Genetic programming is a method for getting a computer to solve a problem by telling it what needs to be done instead of how to do it. Koza, Bennett, Andre, and Keane present genetically evolved solutions to dozens of problems of design, optimal control, classification, system identification, function learning, and computational molecular biology. Among the solutions are 14 results competitive with human-produced results, including 10 rediscoveries of previously patented inventions.
Researchers in artificial intelligence, machine learning, evolutionary computation, and genetic algorithms will find this an essential reference to the most recent and most important results in the rapidly growing field of genetic programming.
* Explains how the success of genetic programming arises from seven fundamental differences distinguishing it from conventional approaches to artificial intelligence and machine learning
* Describes how genetic programming uses architecture-altering operations to make on-the-fly decisions on whether to use subroutines, loops, recursions, and memory
* Demonstrates that genetic programming possesses 16 attributes that can reasonably be expected of a system for automatically creating computer programs
* Presents the general-purpose Genetic Programming Problem Solver
* Focuses on the previously unsolved problem of analog circuit synthesis, presenting genetically evolved filters, amplifiers, computational circuits, a robot controller circuit, source identification circuits, a temperature-measuring circuit, a voltage reference circuit, and more

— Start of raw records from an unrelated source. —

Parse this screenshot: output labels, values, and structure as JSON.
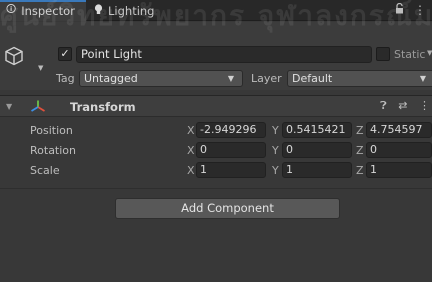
{
  "watermark": "ศูนย์วิทยทรัพยากร จุฬาลงกรณ์มหาวิทยาลัย",
  "tabs": [
    {
      "label": "Inspector",
      "icon": "info-icon",
      "active": true
    },
    {
      "label": "Lighting",
      "icon": "lightbulb-icon",
      "active": false
    }
  ],
  "tabbar_icons": [
    "lock-icon",
    "kebab-menu-icon"
  ],
  "object": {
    "name": "Point Light",
    "active": true,
    "static_label": "Static",
    "tag_label": "Tag",
    "tag_value": "Untagged",
    "layer_label": "Layer",
    "layer_value": "Default"
  },
  "transform": {
    "title": "Transform",
    "rows": [
      {
        "label": "Position",
        "x": "-2.949296",
        "y": "0.5415421",
        "z": "4.754597"
      },
      {
        "label": "Rotation",
        "x": "0",
        "y": "0",
        "z": "0"
      },
      {
        "label": "Scale",
        "x": "1",
        "y": "1",
        "z": "1"
      }
    ],
    "axis_labels": {
      "x": "X",
      "y": "Y",
      "z": "Z"
    }
  },
  "add_component": "Add Component",
  "colors": {
    "accent": "#3a79bb",
    "panel": "#383838",
    "field": "#2a2a2a",
    "header": "#3c3c3c"
  }
}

* Introduces evolvable hardware in the form of field-programmable gate arrays
* Includes an introduction to genetic programming for the uninitiated